If Popstar is the most likely comedy to be a surprise hit this summer, Swiss Army Man is probably the comedy that people will be most likely say, “What the hell is that movie?” about. Daniel Radcliffe plays a dead body that gets dragged around by Paul Dano. That’s the plot. It’s said to have a lot of farting and apparently Mary Elizabeth Winstead. This film, which I assure you is a legit thing, gained mass applause and eerie looks when it premiered at Sundance.
The BFG (July 1st)
This is a Steven Spielberg film. Wait; more needs be said? The script is by Melissa Mathison, who made a little film called E.T. with Spielberg. Plus it’s an adaptation of a beloved Roald Dahl story about a young girl and her friendship with the titular Big Friendly Giant. Aaaand…Spielberg. That’s enough people.
Captain Fantastic (July 8th)
Not the latest Marvel pic, nor an Elton John biopic, Captain Fantastic finds Viggo Mortensen as a particularly peculiar father forced to leave the nest in the literal woods of the Pacific Northwest. Mortensen is one of the most unsung actors today, working dark dramas, action and thrillers, with a range in earnestness and eeriness that spans multiple languages, and amassed a lot of praise for this performance. Good word for the movie as a whole also came from Sundance and an entry into the Cannes Film Festival in a few weeks. Captain Fantastic could be this summer’s indie breakout everyone chats about.

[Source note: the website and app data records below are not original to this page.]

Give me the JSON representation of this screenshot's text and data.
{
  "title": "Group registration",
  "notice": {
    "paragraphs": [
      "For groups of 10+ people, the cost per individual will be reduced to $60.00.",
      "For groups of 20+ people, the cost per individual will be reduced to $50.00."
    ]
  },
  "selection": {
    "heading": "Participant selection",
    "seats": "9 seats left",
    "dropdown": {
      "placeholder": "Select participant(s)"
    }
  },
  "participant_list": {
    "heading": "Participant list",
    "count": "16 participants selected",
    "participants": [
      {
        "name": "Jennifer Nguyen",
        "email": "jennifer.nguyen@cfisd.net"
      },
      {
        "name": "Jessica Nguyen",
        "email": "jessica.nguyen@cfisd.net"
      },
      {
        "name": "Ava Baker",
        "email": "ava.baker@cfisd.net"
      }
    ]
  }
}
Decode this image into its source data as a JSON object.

Kubo and the Two Strings (August 19th)
Laika, the animation studio that has so-far brought us the delectable treats Coraline, ParaNorman and The Boxtrolls, is back with the stunning looking, biggest budget outing in the studio’s existence. Kubo and the Two Strings once more focuses on a child protagonist, this time a young boy finding himself caught up in a long-standing dispute of locals, gods, monsters and samurai. With a, frankly, flawless history as a beacon for stop-motion films, anything Laika produces at this point is a must-see and a glance at the images for Kubo so far only implore greater giddiness.
The Intervention (August 26th)

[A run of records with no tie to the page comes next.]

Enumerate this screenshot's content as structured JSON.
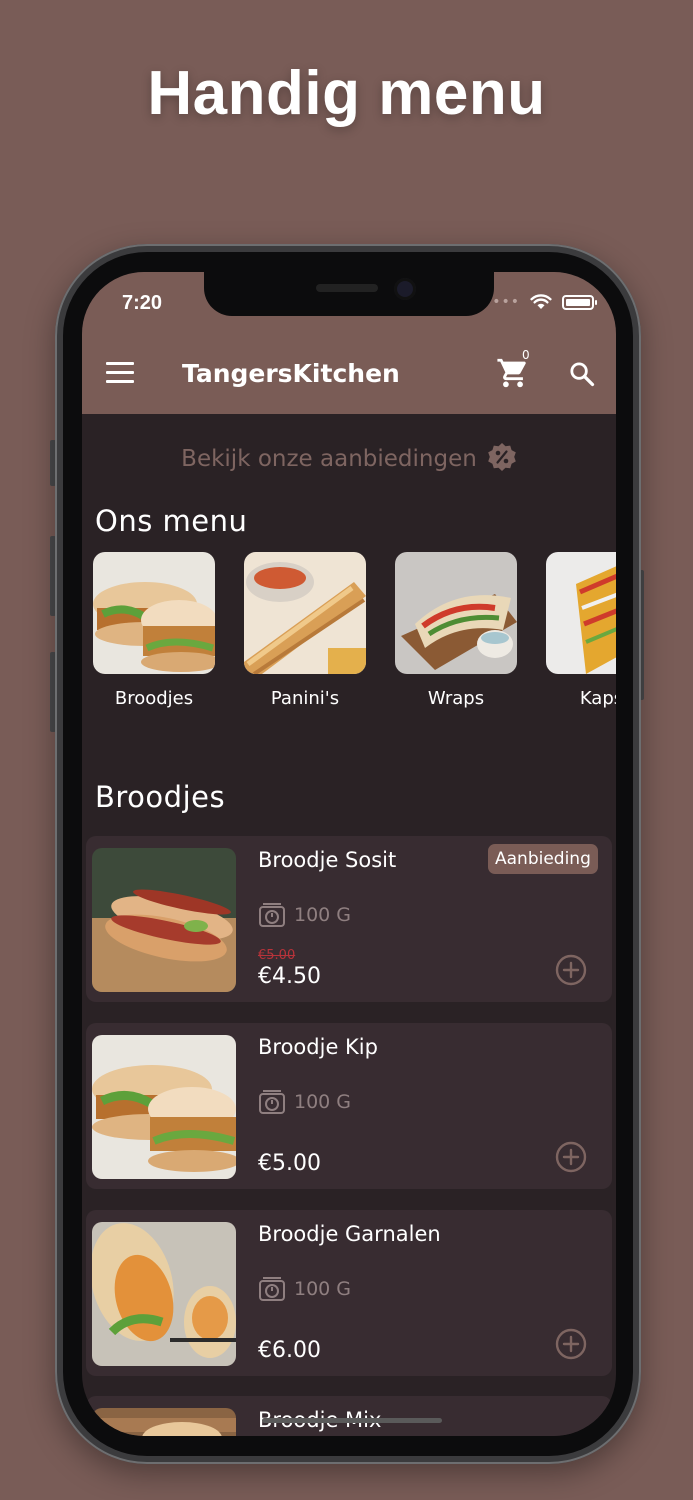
{
  "promo": {
    "headline": "Handig menu"
  },
  "status_bar": {
    "time": "7:20"
  },
  "app_bar": {
    "title": "TangersKitchen",
    "cart_count": "0",
    "accent": "#7a5c56"
  },
  "offers_link": {
    "label": "Bekijk onze aanbiedingen",
    "icon": "discount-badge-icon"
  },
  "menu_section": {
    "title": "Ons menu",
    "categories": [
      {
        "label": "Broodjes"
      },
      {
        "label": "Panini's"
      },
      {
        "label": "Wraps"
      },
      {
        "label": "Kapsa"
      }
    ]
  },
  "products_section": {
    "title": "Broodjes",
    "items": [
      {
        "name": "Broodje Sosit",
        "weight": "100 G",
        "old_price": "€5.00",
        "price": "€4.50",
        "tag": "Aanbieding"
      },
      {
        "name": "Broodje Kip",
        "weight": "100 G",
        "price": "€5.00"
      },
      {
        "name": "Broodje Garnalen",
        "weight": "100 G",
        "price": "€6.00"
      },
      {
        "name": "Broodje Mix"
      }
    ]
  }
}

Terrific and underrated actress Clea Duvall writes, directs and stars in this dramatic comedy in which a bunch of friends laugh, hang and try to figure out how to convince someone to get a divorce. Also featuring the terrific Melanie Lynskey, Alia Shawkat, Natasha Lyonne and Cobie Smulders, The Intervention sounds like the right palette cleanser between four months of bloated boom-boom pics and the next four months of bloated Oscar flicks.